Sure, you get to stand next to them for a second, maybe get a, “Hi, how are ya!” but Michael Cudlitz (Walking Dead, Band of Brothers, Southland) was doing autographs and taking a ton of selfies with fans at his table, and actually talking to people.  We watched from the line to meet Timothy Zahn and it was great to see Mr. Cudlitz treating all of his fans like friends.  He didn’t even sit behind his high table they set up for him.  He came around the side, standing right there with the fans, and it was fantastic.  Granted, Cudlitz had far fewer people in line, but damn if he didn’t show the utmost appreciation for every single one of them.

Other than all that, plan ahead.  Make sure you know what you want to see, and prioritize.

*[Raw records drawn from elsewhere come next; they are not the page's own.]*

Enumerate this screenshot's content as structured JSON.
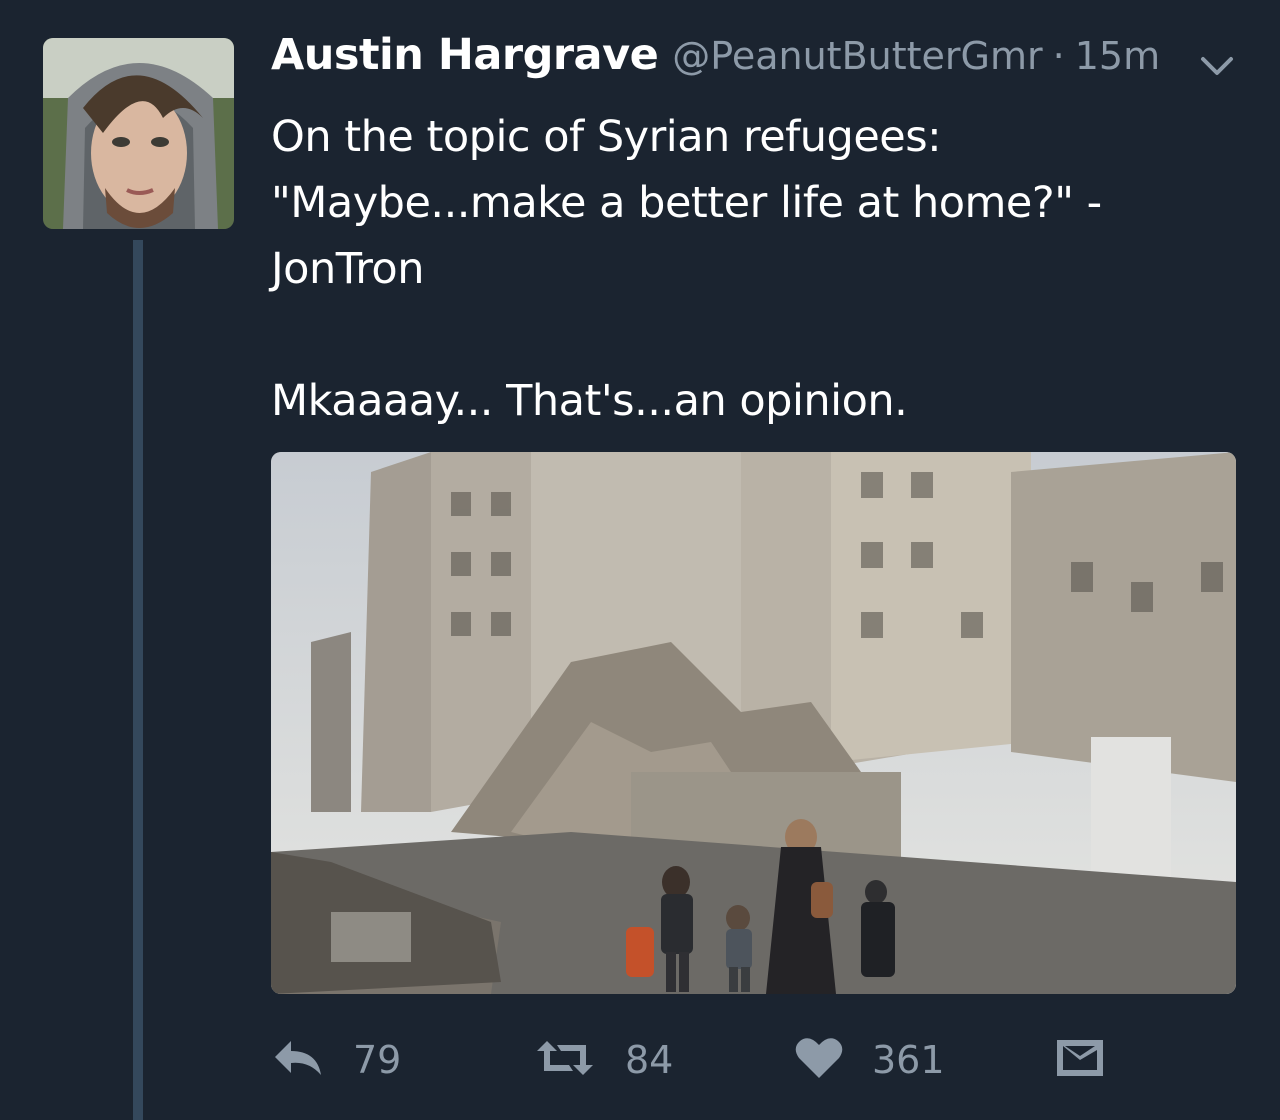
{
  "tweet": {
    "author_name": "Austin Hargrave",
    "handle": "@PeanutButterGmr",
    "separator": "·",
    "time": "15m",
    "text_lines": [
      "On the topic of Syrian refugees:",
      "\"Maybe...make a better life at home?\" -",
      "JonTron"
    ],
    "text_line_2": "Mkaaaay... That's...an opinion.",
    "media_description": "photo"
  },
  "actions": {
    "reply_count": "79",
    "retweet_count": "84",
    "like_count": "361"
  },
  "icons": {
    "caret": "chevron-down-icon",
    "reply": "reply-icon",
    "retweet": "retweet-icon",
    "like": "heart-icon",
    "dm": "envelope-icon"
  },
  "colors": {
    "background": "#1b2430",
    "text": "#ffffff",
    "muted": "#8d9aa8",
    "thread_line": "#34485c"
  }
}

You can be in line for a signing longer than anticipated, so don’t schedule anything back to back.  Look for things that aren’t at your local shop, or easily ordered cheaper on Amazon.  Really scope out the deals and find those items that you must have and are hard to find.

Make frequent trips to the car to drop off stuff, but also to get out of the crowd and noise for some fresh air.  The population of a decent-sized city descends on that convention hall and sometimes you just need to get away from it to recharge before diving back in. Above all, have fun.  Any convention you go to is ultimately about that.  Sharing your love for geekdom and having fun.  That’s what makes it all worth it.